if, IF, the buy-lend-out-to-shorts-who-sell scenario is correct, then: shorts sell and the pps goes nowhere during that same go nowhere period you reference. that's what i make out of that possible scenario.
IJ, you beat me to it. the guy responded with the following which has that private options transaction bit in it. no, i'm not vouching for the accuracy of either of you on that, i had no idea of that availability before and i have no idea how it all works now. regards
Re: Q1 institutional holdings
by: nice_guy_with_an_mba (M/Research Triangle Park, NC)
Long-Term Sentiment: Strong Sell 05/17/05 11:25 am
Msg: 34610 of 34611
<< i myself am not sure he's right as he also questions the ability of mutual funds to have short positions which i believe is incorrect. >>
If you're really interested in researching this matter, all you have to do is to find the Fidelity fund that holds OCA and look at the prospectus for that fund.
When you do so, I'd bet that there are two provisions that will surprise you.
(1) The fund will have the ability to engage in securities lending practices, meaning they can lend the OCA shares out to short sellers for a fee, which Fidelity does all the time and which is a major profit center for Fidelity; and,
(2) The fund will have the ability to hedge its equity positions, either through the purchase or sale of put or call options and/or other derivatives.
Fidelity generates so much business for the folks on Wall Street that if they want to have a broker create unlisted call or put options for OCA, all they have to do is make a phone call and the brokers are more than willing to accommodate them.

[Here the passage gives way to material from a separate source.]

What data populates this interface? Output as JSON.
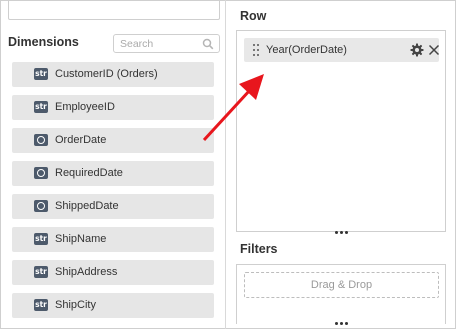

And yes, it's all perfectly legal, too.
Like I said before, if Fidelity really liked OCA, they'd own 10x or 50x or 100x more OCA stock than they're holding now.
Posted as a reply to: Msg 34606 by rivvir